In other words, Newton begins to minimize, to play down, eventually to deny the divinity of Christ.

So, in other words, he approached his inherited religion by the same methods he approached science.

If he'd had an unlimited span of time in which to pursue this, DA, what sort of conclusion do you suppose he would have reached?

Any Christian who applies that sort of intellectual integrity to their own convictions, sooner or later, can only arrive at one conclusion.

 

Religion, as such, is not the reason for all of mankind's past evils.  On that point you're correct.

 

The ideas which make religion conceivable, are.

Share this post


Link to post
Share on other sites

Stephen Speicher posted this [*] on Newton:

 

Newton was a fanatic fundamentalist deeply steeped within religion. He consumed vast amounts of theological writings and devoutly held to an Arian view of Christ; the New Testament was corrupted and the Holy Trinity was blasphemy. Newton filled notebook after notebook with Biblical quotes and writings, obsessing over God as Supreme. There was no pantheism in Newton's religiosity, but rather a Puritan spirit; understanding nature was a duty to God, revealing God's master plan. It was a religious decoding, as was his lifelong search decoding the scriptures for revealing divine prophecy, decoding the symbolism and calculating when would be the Second Coming. Newton devised rules for the proper interpretation of scripture, rules if followed would lead to accurate interpretations from prophecy. In endless notebooks Newton wrote, analyzing these divine prophecies and revelations, expressing a deep rage against blasphemers. Newton's theological writings far exceed his scientific writings, perhaps as much as 2.5 million words on religion. In short, Newton was passionate for theology throughout his life, and at times his religiosity spilled over into his science as well.

 

Mr. White seemed more intent on outlining the secret role alchemy played.  

One of the requirements of the university Newton taught at was to become a minister, to which he was opposed.
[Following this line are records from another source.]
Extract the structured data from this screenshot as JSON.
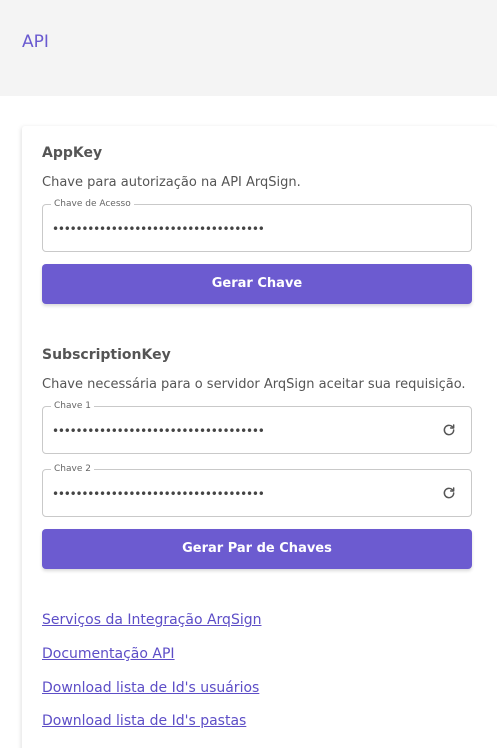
{
  "header": {
    "title": "API"
  },
  "appkey": {
    "title": "AppKey",
    "description": "Chave para autorização na API ArqSign.",
    "field_label": "Chave de Acesso",
    "field_value": "••••••••••••••••••••••••••••••••••••",
    "button_label": "Gerar Chave"
  },
  "subscription": {
    "title": "SubscriptionKey",
    "description": "Chave necessária para o servidor ArqSign aceitar sua requisição.",
    "key1_label": "Chave 1",
    "key1_value": "••••••••••••••••••••••••••••••••••••",
    "key2_label": "Chave 2",
    "key2_value": "••••••••••••••••••••••••••••••••••••",
    "refresh_icon": "refresh-icon",
    "button_label": "Gerar Par de Chaves"
  },
  "links": [
    {
      "label": "Serviços da Integração ArqSign"
    },
    {
      "label": "Documentação API"
    },
    {
      "label": "Download lista de Id's usuários"
    },
    {
      "label": "Download lista de Id's pastas"
    }
  ],
  "colors": {
    "accent": "#6c5bd0",
    "link": "#5d4ec7",
    "header_bg": "#f4f4f4"
  }
}
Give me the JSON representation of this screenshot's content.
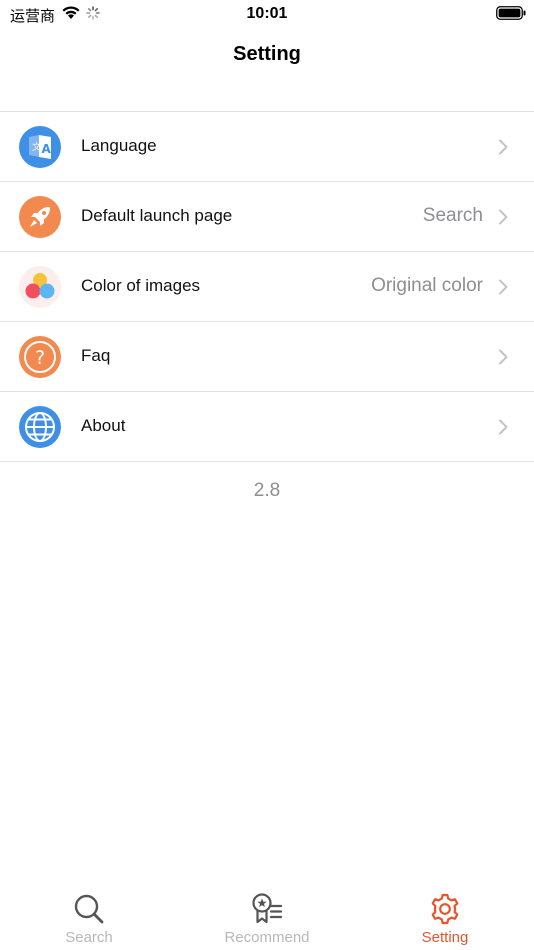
{
  "status_bar": {
    "carrier": "运营商",
    "time": "10:01"
  },
  "nav": {
    "title": "Setting"
  },
  "settings": {
    "items": [
      {
        "label": "Language",
        "value": "",
        "icon": "translate-icon"
      },
      {
        "label": "Default launch page",
        "value": "Search",
        "icon": "rocket-icon"
      },
      {
        "label": "Color of images",
        "value": "Original color",
        "icon": "color-dots-icon"
      },
      {
        "label": "Faq",
        "value": "",
        "icon": "question-icon"
      },
      {
        "label": "About",
        "value": "",
        "icon": "globe-icon"
      }
    ],
    "version": "2.8"
  },
  "tab_bar": {
    "tabs": [
      {
        "label": "Search",
        "icon": "search-icon",
        "active": false
      },
      {
        "label": "Recommend",
        "icon": "recommend-icon",
        "active": false
      },
      {
        "label": "Setting",
        "icon": "gear-icon",
        "active": true
      }
    ]
  },
  "colors": {
    "accent": "#e8552d",
    "blue_icon": "#3f8fe6",
    "orange_icon": "#f2894e",
    "secondary_text": "#8e8e93",
    "inactive_tab": "#b8b8b8"
  }
}
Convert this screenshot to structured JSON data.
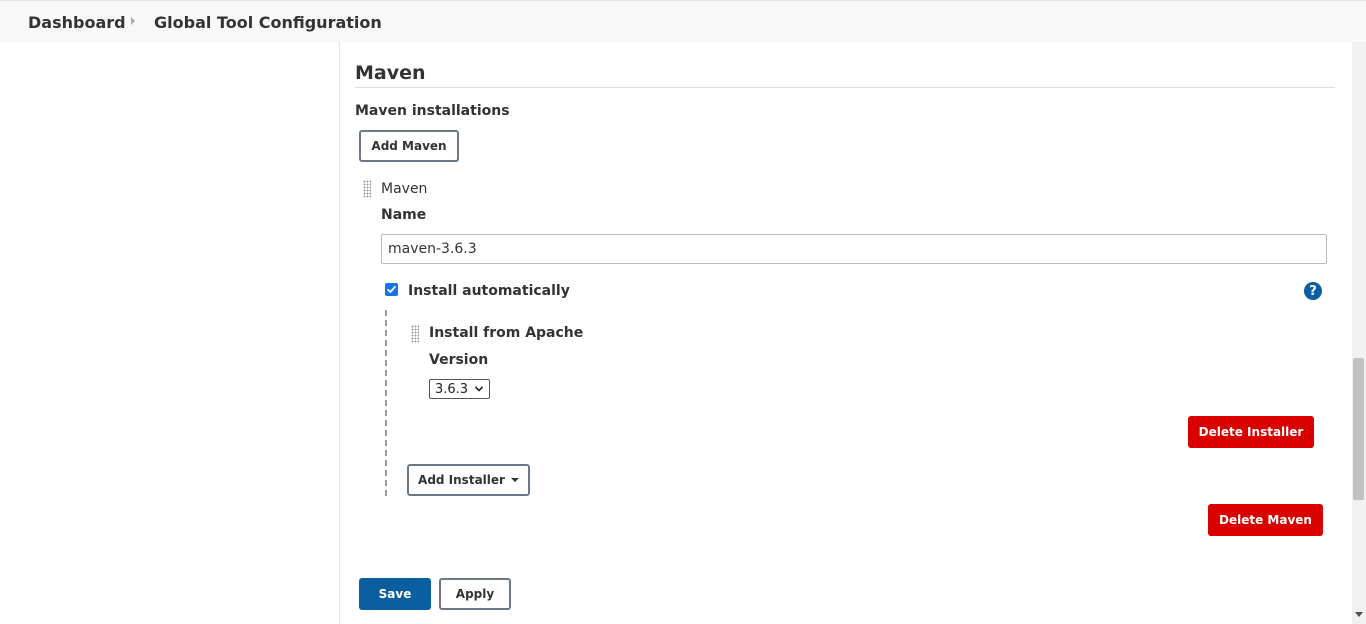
{
  "breadcrumb": {
    "items": [
      "Dashboard",
      "Global Tool Configuration"
    ]
  },
  "section": {
    "title": "Maven",
    "installations_label": "Maven installations",
    "add_button": "Add Maven"
  },
  "installation": {
    "header": "Maven",
    "name_label": "Name",
    "name_value": "maven-3.6.3",
    "install_auto_label": "Install automatically",
    "install_auto_checked": true,
    "help_icon": "?",
    "installer": {
      "title": "Install from Apache",
      "version_label": "Version",
      "version_value": "3.6.3",
      "delete_button": "Delete Installer"
    },
    "add_installer_button": "Add Installer",
    "delete_button": "Delete Maven"
  },
  "actions": {
    "save": "Save",
    "apply": "Apply"
  },
  "colors": {
    "primary": "#0b5fa1",
    "danger": "#d90000",
    "checkbox": "#1a73e8"
  }
}
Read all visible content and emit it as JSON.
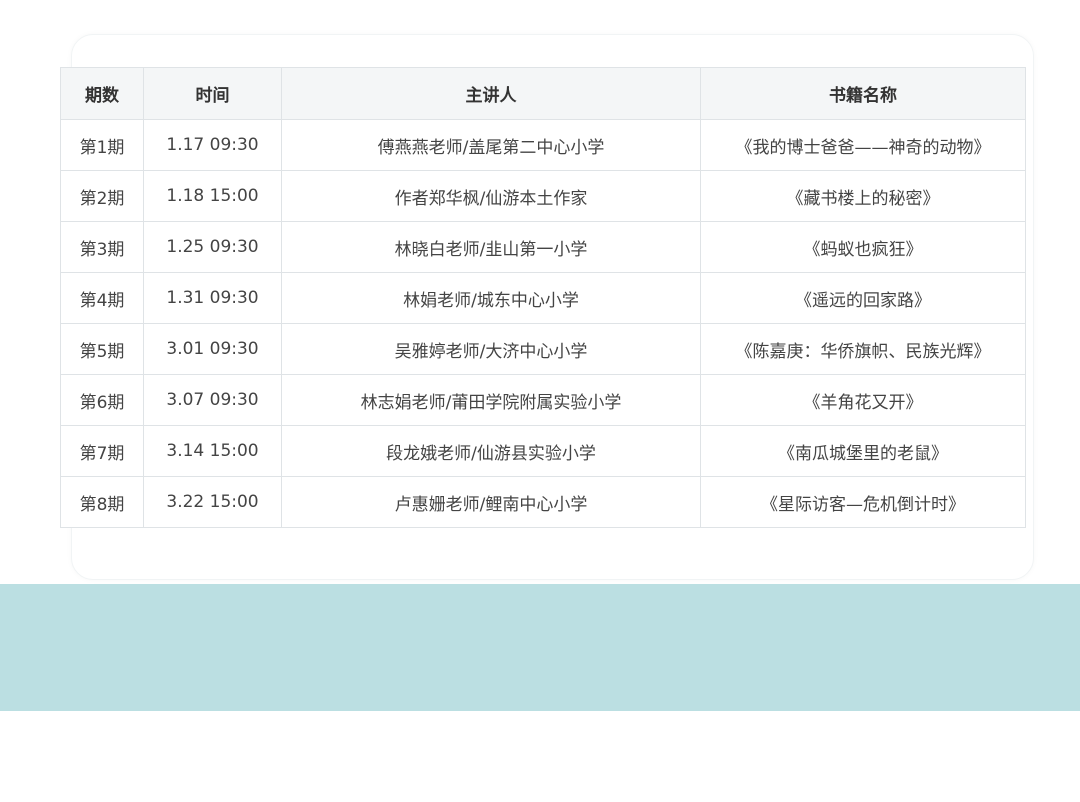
{
  "table": {
    "headers": [
      "期数",
      "时间",
      "主讲人",
      "书籍名称"
    ],
    "rows": [
      {
        "issue": "第1期",
        "time": "1.17 09:30",
        "speaker": "傅燕燕老师/盖尾第二中心小学",
        "book": "《我的博士爸爸——神奇的动物》"
      },
      {
        "issue": "第2期",
        "time": "1.18 15:00",
        "speaker": "作者郑华枫/仙游本土作家",
        "book": "《藏书楼上的秘密》"
      },
      {
        "issue": "第3期",
        "time": "1.25 09:30",
        "speaker": "林晓白老师/韭山第一小学",
        "book": "《蚂蚁也疯狂》"
      },
      {
        "issue": "第4期",
        "time": "1.31 09:30",
        "speaker": "林娟老师/城东中心小学",
        "book": "《遥远的回家路》"
      },
      {
        "issue": "第5期",
        "time": "3.01 09:30",
        "speaker": "吴雅婷老师/大济中心小学",
        "book": "《陈嘉庚：华侨旗帜、民族光辉》"
      },
      {
        "issue": "第6期",
        "time": "3.07 09:30",
        "speaker": "林志娟老师/莆田学院附属实验小学",
        "book": "《羊角花又开》"
      },
      {
        "issue": "第7期",
        "time": "3.14 15:00",
        "speaker": "段龙娥老师/仙游县实验小学",
        "book": "《南瓜城堡里的老鼠》"
      },
      {
        "issue": "第8期",
        "time": "3.22 15:00",
        "speaker": "卢惠姗老师/鲤南中心小学",
        "book": "《星际访客—危机倒计时》"
      }
    ]
  },
  "colors": {
    "band": "#bbdfe2",
    "header_bg": "#f4f6f7",
    "border": "#dfe3e6"
  }
}
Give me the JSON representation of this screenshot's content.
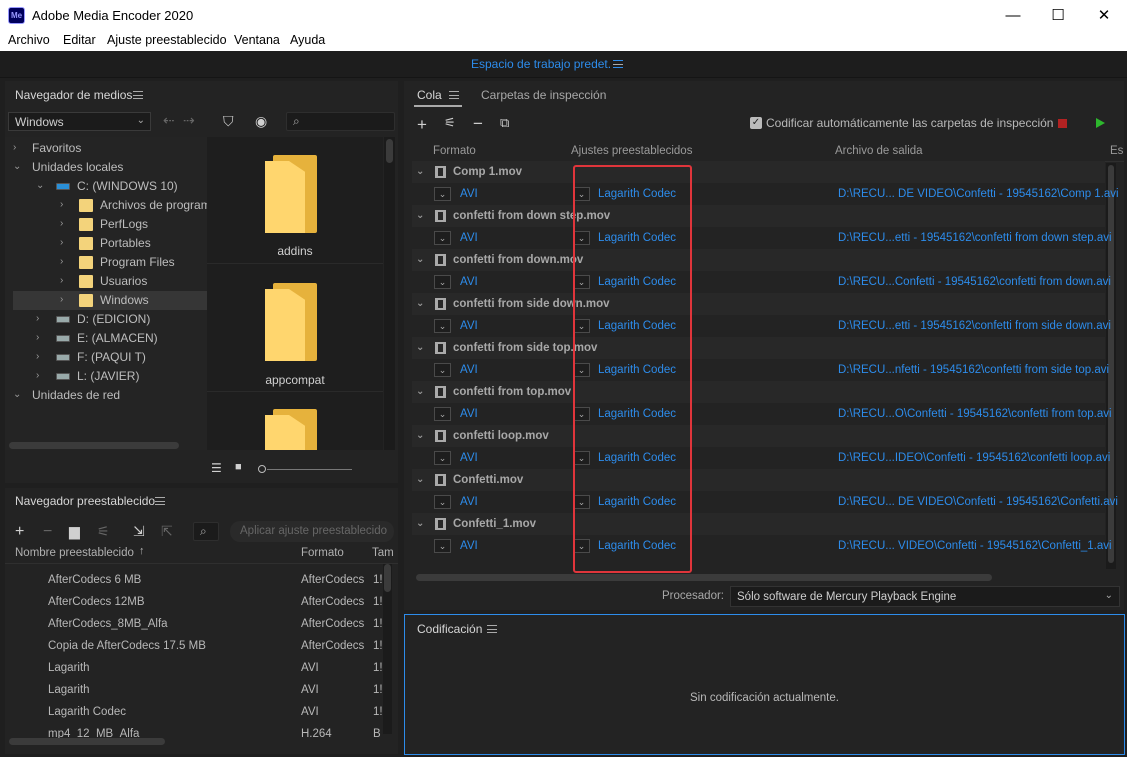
{
  "app": {
    "title": "Adobe Media Encoder 2020",
    "icon_text": "Me"
  },
  "window_controls": {
    "minimize": "—",
    "maximize": "☐",
    "close": "✕"
  },
  "menu": [
    "Archivo",
    "Editar",
    "Ajuste preestablecido",
    "Ventana",
    "Ayuda"
  ],
  "workspace": {
    "label": "Espacio de trabajo predet."
  },
  "media_browser": {
    "title": "Navegador de medios",
    "location": "Windows",
    "tree": [
      {
        "label": "Favoritos",
        "level": 0,
        "expanded": false,
        "kind": "section"
      },
      {
        "label": "Unidades locales",
        "level": 0,
        "expanded": true,
        "kind": "section"
      },
      {
        "label": "C: (WINDOWS 10)",
        "level": 1,
        "expanded": true,
        "kind": "drive"
      },
      {
        "label": "Archivos de programa",
        "level": 2,
        "expanded": false,
        "kind": "folder"
      },
      {
        "label": "PerfLogs",
        "level": 2,
        "expanded": false,
        "kind": "folder"
      },
      {
        "label": "Portables",
        "level": 2,
        "expanded": false,
        "kind": "folder"
      },
      {
        "label": "Program Files",
        "level": 2,
        "expanded": false,
        "kind": "folder"
      },
      {
        "label": "Usuarios",
        "level": 2,
        "expanded": false,
        "kind": "folder"
      },
      {
        "label": "Windows",
        "level": 2,
        "expanded": false,
        "kind": "folder",
        "selected": true
      },
      {
        "label": "D: (EDICION)",
        "level": 1,
        "expanded": false,
        "kind": "drive"
      },
      {
        "label": "E: (ALMACEN)",
        "level": 1,
        "expanded": false,
        "kind": "drive"
      },
      {
        "label": "F: (PAQUI T)",
        "level": 1,
        "expanded": false,
        "kind": "drive"
      },
      {
        "label": "L: (JAVIER)",
        "level": 1,
        "expanded": false,
        "kind": "drive"
      },
      {
        "label": "Unidades de red",
        "level": 0,
        "expanded": true,
        "kind": "section"
      }
    ],
    "thumbnails": [
      {
        "label": "addins"
      },
      {
        "label": "appcompat"
      },
      {
        "label": ""
      }
    ]
  },
  "preset_browser": {
    "title": "Navegador preestablecido",
    "apply_placeholder": "Aplicar ajuste preestablecido",
    "columns": [
      "Nombre preestablecido",
      "Formato",
      "Tam"
    ],
    "rows": [
      {
        "name": "AfterCodecs 6 MB",
        "format": "AfterCodecs",
        "size": "1!"
      },
      {
        "name": "AfterCodecs 12MB",
        "format": "AfterCodecs",
        "size": "1!"
      },
      {
        "name": "AfterCodecs_8MB_Alfa",
        "format": "AfterCodecs",
        "size": "1!"
      },
      {
        "name": "Copia de AfterCodecs 17.5 MB",
        "format": "AfterCodecs",
        "size": "1!"
      },
      {
        "name": "Lagarith",
        "format": "AVI",
        "size": "1!"
      },
      {
        "name": "Lagarith",
        "format": "AVI",
        "size": "1!"
      },
      {
        "name": "Lagarith Codec",
        "format": "AVI",
        "size": "1!"
      },
      {
        "name": "mp4_12_MB_Alfa",
        "format": "H.264",
        "size": "B"
      }
    ]
  },
  "queue": {
    "tabs": [
      "Cola",
      "Carpetas de inspección"
    ],
    "auto_encode_label": "Codificar automáticamente las carpetas de inspección",
    "columns": [
      "Formato",
      "Ajustes preestablecidos",
      "Archivo de salida",
      "Es"
    ],
    "items": [
      {
        "source": "Comp 1.mov",
        "format": "AVI",
        "preset": "Lagarith Codec",
        "output": "D:\\RECU... DE VIDEO\\Confetti - 19545162\\Comp 1.avi"
      },
      {
        "source": "confetti from down step.mov",
        "format": "AVI",
        "preset": "Lagarith Codec",
        "output": "D:\\RECU...etti - 19545162\\confetti from down step.avi"
      },
      {
        "source": "confetti from down.mov",
        "format": "AVI",
        "preset": "Lagarith Codec",
        "output": "D:\\RECU...Confetti - 19545162\\confetti from down.avi"
      },
      {
        "source": "confetti from side down.mov",
        "format": "AVI",
        "preset": "Lagarith Codec",
        "output": "D:\\RECU...etti - 19545162\\confetti from side down.avi"
      },
      {
        "source": "confetti from side top.mov",
        "format": "AVI",
        "preset": "Lagarith Codec",
        "output": "D:\\RECU...nfetti - 19545162\\confetti from side top.avi"
      },
      {
        "source": "confetti from top.mov",
        "format": "AVI",
        "preset": "Lagarith Codec",
        "output": "D:\\RECU...O\\Confetti - 19545162\\confetti from top.avi"
      },
      {
        "source": "confetti loop.mov",
        "format": "AVI",
        "preset": "Lagarith Codec",
        "output": "D:\\RECU...IDEO\\Confetti - 19545162\\confetti loop.avi"
      },
      {
        "source": "Confetti.mov",
        "format": "AVI",
        "preset": "Lagarith Codec",
        "output": "D:\\RECU... DE VIDEO\\Confetti - 19545162\\Confetti.avi"
      },
      {
        "source": "Confetti_1.mov",
        "format": "AVI",
        "preset": "Lagarith Codec",
        "output": "D:\\RECU... VIDEO\\Confetti - 19545162\\Confetti_1.avi"
      }
    ],
    "processor_label": "Procesador:",
    "processor_value": "Sólo software de Mercury Playback Engine"
  },
  "encoding": {
    "title": "Codificación",
    "status": "Sin codificación actualmente."
  },
  "colors": {
    "accent": "#2d8ceb",
    "highlight": "#e0353b",
    "start": "#2db82d",
    "stop": "#b22222"
  }
}
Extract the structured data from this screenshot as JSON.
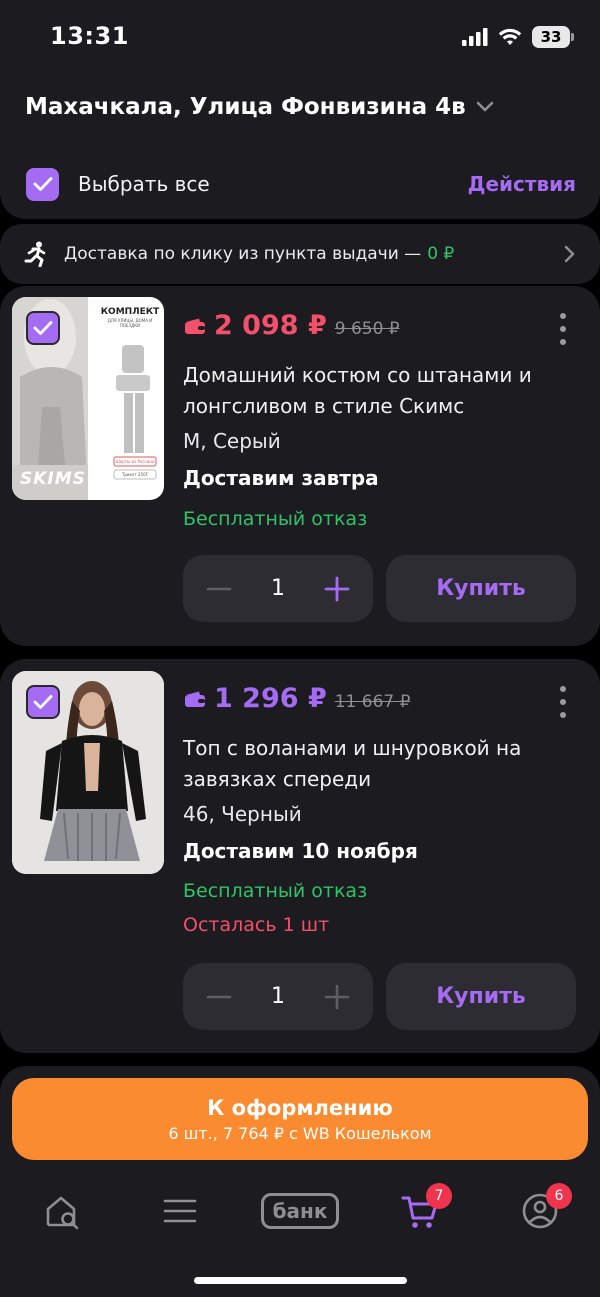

Understanding nature was a duty to God, strikes me as a precursor or forerunner to Deistic tendencies.

 

I am struck by an analogy trying to form in the back of my mind using Thomas Aquinas' search to reconcile his theistic beliefs with Aristotle's works and wonder if there might be a parallel lurking here.

 

[*] brought to light by this post in this 'Announcing Study-group' thread.

Edited by dream_weaver

Share this post


Link to post
Share on other sites

Create an account or sign in to comment

You need to be a member in order to leave a comment

Create an account

Sign up for a new account in our community. It's easy!

Register a new account

Sign in

Already have an account? Sign in here.

Sign In Now


  • Recently Browsing   0 members

    No registered users viewing this page.

×